This is not a medical post, but something really bothered me yesterday. Berate me if you want. Call me naive. Call me a bad mother. But several months ago I let my 12 year old daughter get her own Facebook page. I know her password. I keep track of her activity. If someone tags her in a photo, I am notified. In fact, this is what happened a few days ago. I noticed that a photo of my daughter was tagged on a profile with an obviously fictitious name, which was comprised of the name of her middle school and then the word smexys as the last name.
Smexy, according to my friend's 17 year old daughter and some who-knows-how-reputable websites such as internetslang.com and yahooanswers.com, means smart and sexy or possibly lip smackingly sexy.
So, I'm thinking smexy really should not be associated with middle school in any way. However, when I checked out the link, I found out the purpose of the profile. It consisted of dozens of different posts, each containg two photos. Each photo was of a middle school kid, fully clothed, only one bikini pic, thank God, with various poses and expressions ranging in provacativity from a sunny smile while holding a puppy to the pouty duck lipped face of a girl in a low cut tank top. In the name of gender equality there was even a section for the young dudes of the school. First names of the kids are shown. In the captions the site's followers are invited to vote for who is the smexier of the two.
I think my daughter is gorgeous, the most beautiful, precious young woman on earth. The voters, not so much. She got three votes. The other girl got about a dozen. I know it is so, so shallow, but this broke my heart. The typical middle school girl's spirit is delicate, easily crushed. They so desire to be loved and admired, especially by their peers. I could tell her all day long that she is beautiful, but a compliment or insult from a fellow student makes an exponentially larger impact. My sweet girl looks a little like I did when I was her age, tall and really skinny, huge eyes, long neck, big lips. But when you grow out of the gawky phase and into your features, these attributes become tall and slender, big eyes, graceful, swan like neck, full lips. Middle school kids can't see much past today though. They can't see the beauty and grace they will grow into.

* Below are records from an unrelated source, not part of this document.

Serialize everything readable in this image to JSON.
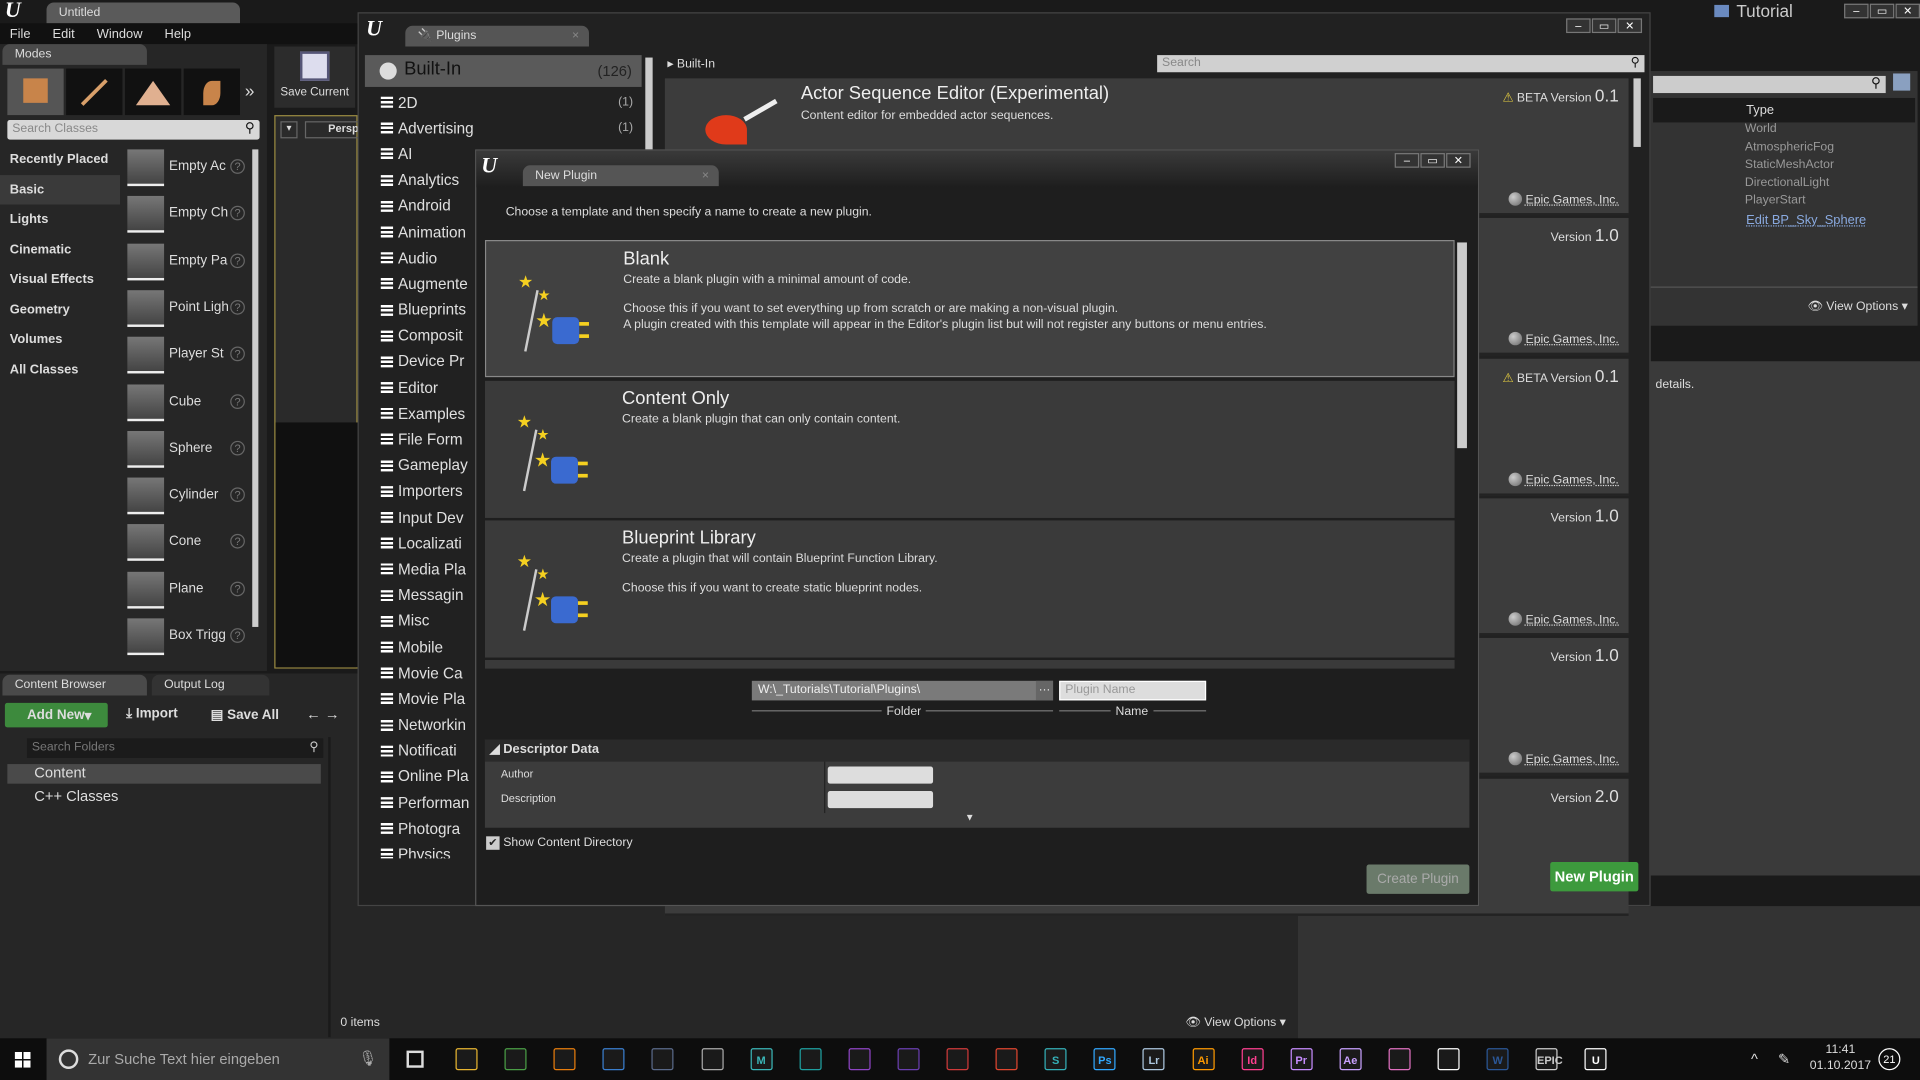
{
  "editor": {
    "tab_title": "Untitled",
    "menu": [
      "File",
      "Edit",
      "Window",
      "Help"
    ],
    "tutorial_label": "Tutorial"
  },
  "modes": {
    "tab": "Modes",
    "search_placeholder": "Search Classes",
    "save_current": "Save Current",
    "viewport_label": "Persp",
    "categories": [
      "Recently Placed",
      "Basic",
      "Lights",
      "Cinematic",
      "Visual Effects",
      "Geometry",
      "Volumes",
      "All Classes"
    ],
    "selected_category": "Basic",
    "items": [
      "Empty Ac",
      "Empty Ch",
      "Empty Pa",
      "Point Ligh",
      "Player St",
      "Cube",
      "Sphere",
      "Cylinder",
      "Cone",
      "Plane",
      "Box Trigg"
    ]
  },
  "content_browser": {
    "tabs": [
      "Content Browser",
      "Output Log"
    ],
    "add_new": "Add New",
    "import": "Import",
    "save_all": "Save All",
    "search_placeholder": "Search Folders",
    "folders": [
      "Content",
      "C++ Classes"
    ],
    "items_count": "0 items",
    "view_options": "View Options"
  },
  "outliner": {
    "type_header": "Type",
    "types": [
      "World",
      "AtmosphericFog",
      "StaticMeshActor",
      "DirectionalLight",
      "PlayerStart"
    ],
    "link": "Edit BP_Sky_Sphere",
    "view_options": "View Options",
    "details_hint": "details."
  },
  "plugins": {
    "tab": "Plugins",
    "root": {
      "label": "Built-In",
      "count": "(126)"
    },
    "categories": [
      {
        "label": "2D",
        "count": "(1)"
      },
      {
        "label": "Advertising",
        "count": "(1)"
      },
      {
        "label": "AI"
      },
      {
        "label": "Analytics"
      },
      {
        "label": "Android"
      },
      {
        "label": "Animation"
      },
      {
        "label": "Audio"
      },
      {
        "label": "Augmente"
      },
      {
        "label": "Blueprints"
      },
      {
        "label": "Composit"
      },
      {
        "label": "Device Pr"
      },
      {
        "label": "Editor"
      },
      {
        "label": "Examples"
      },
      {
        "label": "File Form"
      },
      {
        "label": "Gameplay"
      },
      {
        "label": "Importers"
      },
      {
        "label": "Input Dev"
      },
      {
        "label": "Localizati"
      },
      {
        "label": "Media Pla"
      },
      {
        "label": "Messagin"
      },
      {
        "label": "Misc"
      },
      {
        "label": "Mobile"
      },
      {
        "label": "Movie Ca"
      },
      {
        "label": "Movie Pla"
      },
      {
        "label": "Networkin"
      },
      {
        "label": "Notificati"
      },
      {
        "label": "Online Pla"
      },
      {
        "label": "Performan"
      },
      {
        "label": "Photogra"
      },
      {
        "label": "Physics"
      }
    ],
    "breadcrumb": "Built-In",
    "search_placeholder": "Search",
    "first_plugin": {
      "title": "Actor Sequence Editor (Experimental)",
      "description": "Content editor for embedded actor sequences."
    },
    "cards": [
      {
        "version_prefix": "BETA Version",
        "version": "0.1",
        "beta": true,
        "vendor": "Epic Games, Inc."
      },
      {
        "version_prefix": "Version",
        "version": "1.0",
        "vendor": "Epic Games, Inc."
      },
      {
        "version_prefix": "BETA Version",
        "version": "0.1",
        "beta": true,
        "vendor": "Epic Games, Inc."
      },
      {
        "version_prefix": "Version",
        "version": "1.0",
        "vendor": "Epic Games, Inc."
      },
      {
        "version_prefix": "Version",
        "version": "1.0",
        "vendor": "Epic Games, Inc."
      },
      {
        "version_prefix": "Version",
        "version": "2.0"
      }
    ],
    "new_plugin_button": "New Plugin"
  },
  "new_plugin": {
    "tab": "New Plugin",
    "instructions": "Choose a template and then specify a name to create a new plugin.",
    "templates": [
      {
        "title": "Blank",
        "lines": [
          "Create a blank plugin with a minimal amount of code.",
          "Choose this if you want to set everything up from scratch or are making a non-visual plugin.",
          "A plugin created with this template will appear in the Editor's plugin list but will not register any buttons or menu entries."
        ]
      },
      {
        "title": "Content Only",
        "lines": [
          "Create a blank plugin that can only contain content."
        ]
      },
      {
        "title": "Blueprint Library",
        "lines": [
          "Create a plugin that will contain Blueprint Function Library.",
          "Choose this if you want to create static blueprint nodes."
        ]
      }
    ],
    "selected_template": "Blank",
    "folder_value": "W:\\_Tutorials\\Tutorial\\Plugins\\",
    "folder_label": "Folder",
    "name_placeholder": "Plugin Name",
    "name_label": "Name",
    "descriptor": {
      "header": "Descriptor Data",
      "fields": [
        {
          "label": "Author",
          "value": ""
        },
        {
          "label": "Description",
          "value": ""
        }
      ]
    },
    "show_content_directory": {
      "label": "Show Content Directory",
      "checked": true
    },
    "create_button": "Create Plugin"
  },
  "taskbar": {
    "search_placeholder": "Zur Suche Text hier eingeben",
    "time": "11:41",
    "date": "01.10.2017",
    "notifications": "21",
    "apps": [
      {
        "icon": "file-explorer-icon",
        "label": "",
        "color": "#e8b531"
      },
      {
        "icon": "chrome-icon",
        "label": "",
        "color": "#4a9e46"
      },
      {
        "icon": "blender-icon",
        "label": "",
        "color": "#e87d0d"
      },
      {
        "icon": "substance-icon",
        "label": "",
        "color": "#3a7fd0"
      },
      {
        "icon": "film-icon",
        "label": "",
        "color": "#5a6a8a"
      },
      {
        "icon": "zbrush-icon",
        "label": "",
        "color": "#aaaaaa"
      },
      {
        "icon": "maya-icon",
        "label": "M",
        "color": "#3ab6b8"
      },
      {
        "icon": "max-icon",
        "label": "",
        "color": "#1ea0a0"
      },
      {
        "icon": "visual-studio-icon",
        "label": "",
        "color": "#8e44c4"
      },
      {
        "icon": "vs-code-icon",
        "label": "",
        "color": "#6a3fb0"
      },
      {
        "icon": "git-icon",
        "label": "",
        "color": "#d03a3a"
      },
      {
        "icon": "substance-painter-icon",
        "label": "",
        "color": "#e0462f"
      },
      {
        "icon": "substance-s-icon",
        "label": "S",
        "color": "#34b0b8"
      },
      {
        "icon": "photoshop-icon",
        "label": "Ps",
        "color": "#31a8ff"
      },
      {
        "icon": "lightroom-icon",
        "label": "Lr",
        "color": "#adc8e0"
      },
      {
        "icon": "illustrator-icon",
        "label": "Ai",
        "color": "#ff9a00"
      },
      {
        "icon": "indesign-icon",
        "label": "Id",
        "color": "#ff3f90"
      },
      {
        "icon": "premiere-icon",
        "label": "Pr",
        "color": "#c78cff"
      },
      {
        "icon": "after-effects-icon",
        "label": "Ae",
        "color": "#c8a0ff"
      },
      {
        "icon": "krita-icon",
        "label": "",
        "color": "#e070c0"
      },
      {
        "icon": "photos-icon",
        "label": "",
        "color": "#ffffff"
      },
      {
        "icon": "word-icon",
        "label": "W",
        "color": "#2b5797"
      },
      {
        "icon": "epic-games-icon",
        "label": "EPIC",
        "color": "#cccccc"
      },
      {
        "icon": "unreal-icon",
        "label": "U",
        "color": "#ffffff"
      }
    ]
  }
}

More importantly, however, as this contest illustrates, they tend to not pay attention to anything past physical beauty. For example, I know my daughter loves animals, hates math, adores her baby brother, believes in a loving God, wants to be a famous author, and will bake a cake at 9 o clock at night just because she and I think some chocolate sounds yummy. I want to hope as these kids get older they will start to appreciate other aspects of their peers besides their looks. Will that happen? My daughter is a quiet, "good girl" at school. When you get to know her, the real giggly, silly, talkative nature emerges. But that involves actually taking the time to get to know her.
She didn't tell me about the Facebook profile. Typically she only keeps things to herself that bother her or that she is ashamed of. There is no shame in wanting to be considered attractive. I just pray that she eventually appreciates the other parts of her lovely self. Of course I do encourage her to take care of her physical body, exercise, eat something on occasion besides junk food, wash her face at night, we give each other manicures etc. That is just healthy and balanced. It is a lot, though, to expect middle school society to embrace inner beauty, unrealistic when I was there and unrealistic now as well. It is my job, however to nurture her spirit, her soul and to help her blossom into a beautiful person.
Now as a parent, often objectivity is out of the question. One can be too close to a situation to really see it clearly. Do I bring up this facebook profile in conversation? What do you think of these beauty contests, harmless or hurtful?